Please note: This review was written for Whatsonstage.com/Opera

In its continuing 40th anniversary celebrations, the Young Vic follows its revival of The Beauty Queen of Leenane with the return of Opera Company’s community production of Street Scene by Kurt Weill (music), Elmer Rice (book) and Langston Hughes (lyrics). First seen a couple of years ago, also at original co-producers, the Palace Theatre Watford, this production transports you from The Cut to a steamy June night on the sidewalk in front a pre-War New York tenement block.

Just like the soap operas on television now, we follow the interconnecting lives of various immigrant families – from Scandinavia, Italy, German, Poland and Africa (the production replaces Rice’s original Caucasian janitor from his 1920 play with an African-American one) – and from one, long sultry evening to the following morning, we see the tragic consequences of affairs of the heart, in amidst the gossip, the kids playing, the petty arguments and the birth of a child.

If it hadn’t been written for Broadway it would have been a shining example of American verismo; and that’s perhaps why it has retained its occasional foothold in the repertoire because of opera companies.

In the small confines of the Young Vic (a complete contrast to the expanse of the London Coliseum, where the English National Opera produced the work back in 1989), the orchestra are on two levels of the tenement block: strings and percussion on the ground floor, the wind and brass in one line on the first floor.

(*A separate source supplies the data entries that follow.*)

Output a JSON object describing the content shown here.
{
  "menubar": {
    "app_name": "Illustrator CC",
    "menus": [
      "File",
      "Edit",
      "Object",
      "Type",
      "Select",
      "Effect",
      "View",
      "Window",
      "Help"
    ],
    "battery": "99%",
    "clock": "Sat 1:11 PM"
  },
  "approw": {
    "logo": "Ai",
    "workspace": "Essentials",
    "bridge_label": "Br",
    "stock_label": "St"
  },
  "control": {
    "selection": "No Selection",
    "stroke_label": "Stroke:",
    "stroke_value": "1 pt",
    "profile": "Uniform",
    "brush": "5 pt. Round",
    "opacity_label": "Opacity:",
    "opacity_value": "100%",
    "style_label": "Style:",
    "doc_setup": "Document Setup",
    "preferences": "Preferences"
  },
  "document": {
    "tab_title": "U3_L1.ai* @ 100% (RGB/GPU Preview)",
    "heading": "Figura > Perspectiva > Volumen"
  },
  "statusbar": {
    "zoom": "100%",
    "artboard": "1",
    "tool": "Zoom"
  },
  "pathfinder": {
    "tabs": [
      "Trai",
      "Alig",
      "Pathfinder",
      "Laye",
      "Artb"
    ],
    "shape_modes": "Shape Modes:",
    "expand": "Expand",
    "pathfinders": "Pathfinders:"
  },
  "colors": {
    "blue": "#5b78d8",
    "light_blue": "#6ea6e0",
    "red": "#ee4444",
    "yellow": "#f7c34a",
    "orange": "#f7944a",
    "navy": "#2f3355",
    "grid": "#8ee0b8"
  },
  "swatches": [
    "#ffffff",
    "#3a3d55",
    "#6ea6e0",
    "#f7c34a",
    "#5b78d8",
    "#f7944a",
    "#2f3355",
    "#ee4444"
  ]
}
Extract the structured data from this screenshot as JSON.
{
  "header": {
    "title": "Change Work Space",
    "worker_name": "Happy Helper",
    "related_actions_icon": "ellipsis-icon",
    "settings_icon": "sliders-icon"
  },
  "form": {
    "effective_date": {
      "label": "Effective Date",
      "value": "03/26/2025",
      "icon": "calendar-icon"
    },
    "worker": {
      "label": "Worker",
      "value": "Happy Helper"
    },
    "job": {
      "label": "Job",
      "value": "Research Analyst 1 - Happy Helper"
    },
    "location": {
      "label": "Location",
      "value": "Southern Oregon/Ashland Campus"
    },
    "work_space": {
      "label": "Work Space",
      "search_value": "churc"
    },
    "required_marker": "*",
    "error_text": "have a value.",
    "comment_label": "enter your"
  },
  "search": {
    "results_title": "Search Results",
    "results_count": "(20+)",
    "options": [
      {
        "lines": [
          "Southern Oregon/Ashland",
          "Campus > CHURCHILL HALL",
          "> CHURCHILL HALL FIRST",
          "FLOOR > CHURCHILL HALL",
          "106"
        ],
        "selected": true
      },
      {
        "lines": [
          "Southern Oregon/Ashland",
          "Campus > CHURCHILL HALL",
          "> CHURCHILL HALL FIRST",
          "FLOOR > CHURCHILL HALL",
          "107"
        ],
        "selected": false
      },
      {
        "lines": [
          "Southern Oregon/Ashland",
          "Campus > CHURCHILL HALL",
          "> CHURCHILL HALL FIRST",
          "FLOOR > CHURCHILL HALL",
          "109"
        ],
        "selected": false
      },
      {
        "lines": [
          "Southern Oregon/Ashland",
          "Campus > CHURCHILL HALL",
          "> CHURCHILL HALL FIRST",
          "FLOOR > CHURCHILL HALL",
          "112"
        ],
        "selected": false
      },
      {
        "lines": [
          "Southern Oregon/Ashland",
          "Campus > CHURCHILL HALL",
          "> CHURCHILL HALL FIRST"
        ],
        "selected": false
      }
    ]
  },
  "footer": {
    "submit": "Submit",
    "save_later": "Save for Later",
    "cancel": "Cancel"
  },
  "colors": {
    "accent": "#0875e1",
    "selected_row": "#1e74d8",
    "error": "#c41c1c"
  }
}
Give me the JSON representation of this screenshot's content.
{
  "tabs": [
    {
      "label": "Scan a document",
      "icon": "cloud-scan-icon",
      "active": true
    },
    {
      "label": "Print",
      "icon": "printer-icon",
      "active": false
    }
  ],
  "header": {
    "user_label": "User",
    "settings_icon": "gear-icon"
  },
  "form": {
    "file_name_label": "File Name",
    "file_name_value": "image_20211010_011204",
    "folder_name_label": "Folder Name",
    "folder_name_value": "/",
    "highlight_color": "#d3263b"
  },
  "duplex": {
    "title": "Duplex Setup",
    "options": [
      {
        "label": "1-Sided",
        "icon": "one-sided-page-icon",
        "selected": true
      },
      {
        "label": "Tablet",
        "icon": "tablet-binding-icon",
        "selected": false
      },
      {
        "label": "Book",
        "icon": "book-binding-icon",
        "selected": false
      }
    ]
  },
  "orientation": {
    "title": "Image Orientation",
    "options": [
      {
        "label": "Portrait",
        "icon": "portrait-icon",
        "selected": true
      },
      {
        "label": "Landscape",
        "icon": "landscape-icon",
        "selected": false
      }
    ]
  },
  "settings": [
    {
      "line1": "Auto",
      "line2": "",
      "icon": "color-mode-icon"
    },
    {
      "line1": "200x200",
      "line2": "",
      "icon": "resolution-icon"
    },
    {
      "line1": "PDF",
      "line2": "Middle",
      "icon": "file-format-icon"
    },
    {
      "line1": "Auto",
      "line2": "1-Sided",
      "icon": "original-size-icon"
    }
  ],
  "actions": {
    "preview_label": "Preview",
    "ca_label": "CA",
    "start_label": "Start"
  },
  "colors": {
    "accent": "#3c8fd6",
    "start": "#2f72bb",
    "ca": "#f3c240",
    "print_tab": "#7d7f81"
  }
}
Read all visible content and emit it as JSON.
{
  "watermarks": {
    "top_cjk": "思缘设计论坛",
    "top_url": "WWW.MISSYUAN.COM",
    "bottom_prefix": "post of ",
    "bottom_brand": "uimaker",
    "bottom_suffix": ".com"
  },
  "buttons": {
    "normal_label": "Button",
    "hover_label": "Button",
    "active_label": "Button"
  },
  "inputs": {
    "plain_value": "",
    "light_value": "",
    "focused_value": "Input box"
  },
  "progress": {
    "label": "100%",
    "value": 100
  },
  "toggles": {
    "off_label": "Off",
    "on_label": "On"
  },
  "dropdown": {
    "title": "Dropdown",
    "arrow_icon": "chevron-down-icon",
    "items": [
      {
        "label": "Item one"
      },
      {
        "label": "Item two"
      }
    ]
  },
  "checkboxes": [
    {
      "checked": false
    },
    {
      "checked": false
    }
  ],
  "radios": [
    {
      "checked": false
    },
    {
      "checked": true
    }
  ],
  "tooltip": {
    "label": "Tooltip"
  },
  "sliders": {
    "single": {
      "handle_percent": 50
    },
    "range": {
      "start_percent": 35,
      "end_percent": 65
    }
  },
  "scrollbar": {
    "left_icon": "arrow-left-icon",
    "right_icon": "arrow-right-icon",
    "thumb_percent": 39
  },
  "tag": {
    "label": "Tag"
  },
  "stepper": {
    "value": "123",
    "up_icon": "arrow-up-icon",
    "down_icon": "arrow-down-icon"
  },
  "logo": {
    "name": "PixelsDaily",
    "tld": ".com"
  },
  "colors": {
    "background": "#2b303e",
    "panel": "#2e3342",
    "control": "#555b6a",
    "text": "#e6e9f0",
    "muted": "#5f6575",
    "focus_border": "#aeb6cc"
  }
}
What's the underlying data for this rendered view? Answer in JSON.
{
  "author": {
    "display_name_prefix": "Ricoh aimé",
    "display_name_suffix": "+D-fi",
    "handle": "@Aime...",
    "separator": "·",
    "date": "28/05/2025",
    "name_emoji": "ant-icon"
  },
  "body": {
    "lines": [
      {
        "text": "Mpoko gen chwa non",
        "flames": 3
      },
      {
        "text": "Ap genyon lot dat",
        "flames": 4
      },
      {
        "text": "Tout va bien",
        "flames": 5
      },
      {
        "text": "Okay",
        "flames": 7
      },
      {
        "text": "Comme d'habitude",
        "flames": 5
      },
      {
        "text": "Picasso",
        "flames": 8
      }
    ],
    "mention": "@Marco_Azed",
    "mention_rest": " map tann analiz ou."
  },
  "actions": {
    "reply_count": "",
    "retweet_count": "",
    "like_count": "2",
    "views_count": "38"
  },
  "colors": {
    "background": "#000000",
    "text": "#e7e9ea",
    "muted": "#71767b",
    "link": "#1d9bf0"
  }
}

Two sets of stairs lead down onto an apron stage, with a second floor above the wind and brass. Washing, hung out to dry drape the sides of the stage and chalked graffiti (‘a trew story’) decorates every available surface, as well as the names of the families who live in tenement block 346 – the Maurants, Olsens, Hildebrands, Jonses, Fiorentinos and Kaplans.

The Maurants are the lynchpins to the story – prone-to-violence husband Frank (Geoffrey Dolton), adulterous wife Anna (Elena Ferrari), pretty daughter Anna (Susanna Hurrell) pursued at work by her boss and loved by shy trainee-lawyer Sam Kaplan (bespectacled and plausibly awkward Paul CurIevici) and young bully son Willie (Oscar O’Rahilly). The gossips are out about Anna’s liking for the milkman, but the tragic denouement and heartbreaking coda is superbly managed not only in Kurt Weill’s score but also John Fulljames vibrant production. You feel for these people, none are just black and white, they are fully rounded and believable and the audience’s engagement, as in all good tragedy, is seeing what will probably happen, but hoping fervently that it will not.

Street Scene can hold its head up high in the operatic canon, and certainly heralded the other scenes from the streets from shortly after, Bernstein’s West Side Story. There’s even some superb dancing, fulfilling a Broadway necessity (just like the Paris opera!), and a surfeit of catchy and memorable melodies.

When the community choir, inhabiting the level above the audience add their voice to the tragedy there is a sense of total involvement, being completely wrapped up in the drama. In short, this is a tremendous production of a great show. Don’t miss it – it’s running at the Young Vic (with the Southbank Sinfonia and conductor Tim Murray taking over the musical honours from the BBC Concert Orchestra and Keith Lockhart) to 1 October and then touring to Basingstoke, Edinburgh, Newport and Hull over the following fortnight.

If you can’t make any of those, don’t despair: BBC Radio 3 was on hand last night to record it for future radio broadcast.

- Nick Breckenfield